Tuesday, November 9, 2010

Why I'm Running

I think there's something in New Providence's water supply. Seriously, when I look through my Facebook friends (specifically people I went to high school with), there is a seriously disproportionate number of serious athletes. Marathon runners, triathletes, cyclists, distance swimmers, cross-country skiers, rock climbers . . . you name the grueling event, I can point you to a former classmate that participates. In fact, for most of the above, I can list at least 3 or 4 individuals. This person biked across the country. That person has run four marathons. This person has not only completed, but has been competitive in half-Iron Mans. That person popped out three kids and would probably qualify for the olympic triathlon team if it weren't for her fear that she'll be eaten by a shark in the open water.

My graduating class was 94 people. It seriously feels like there are significantly more endurance athletes that I went to school with than non-endurance athletes.

I'm not running this marathon to join the ranks of my classmates.

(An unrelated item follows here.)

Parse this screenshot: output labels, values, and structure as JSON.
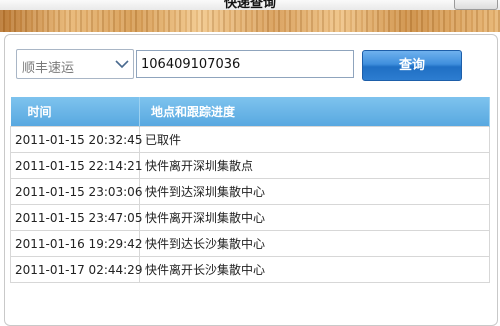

People participate in endurance events for great causes. However difficult it is to run 26.2 miles, or bike 100+, or swim until you're pretty sure your skin is so saturated that it will just fall off your body, that's nothing compared to overcoming breast cancer, or fighting diabetes every day, or living with an physically abusive spouse, or losing a loved one to prostate cancer. For some people, the act of waking up, getting out of bed, and trying to "live a normal life" requires more effort, perseverance, and inner strength than the world could ever know.

I'm not running this marathon to raise money or awareness for a noble cause.

I am running this marathon for myself. Somewhere along the way, I told myself that I could do this. And, at that point, it became mandatory. In five days, I'm going to show myself that I can set a goal and do it - even a seemingly impossible goal if you knew the John of a few years ago.

I don't care about my time. I don't care where I finish. The only thing that matters is that I will have traveled twenty-six miles and three hundred eighty-five yards, powered by nothing but my own two feet. I will do this. And I will allow myself to be proud of the feat.

1 comment:

Anonymous said...

You have inspired me, and I hope to do the Susan G. Koman, in my area, to honor my late Mother. A
5K would be huge for me, as I am not a "runner". Just a beginner right now. You have worked hard, obviously, and you will do great!
I will be cheering you on, from far away.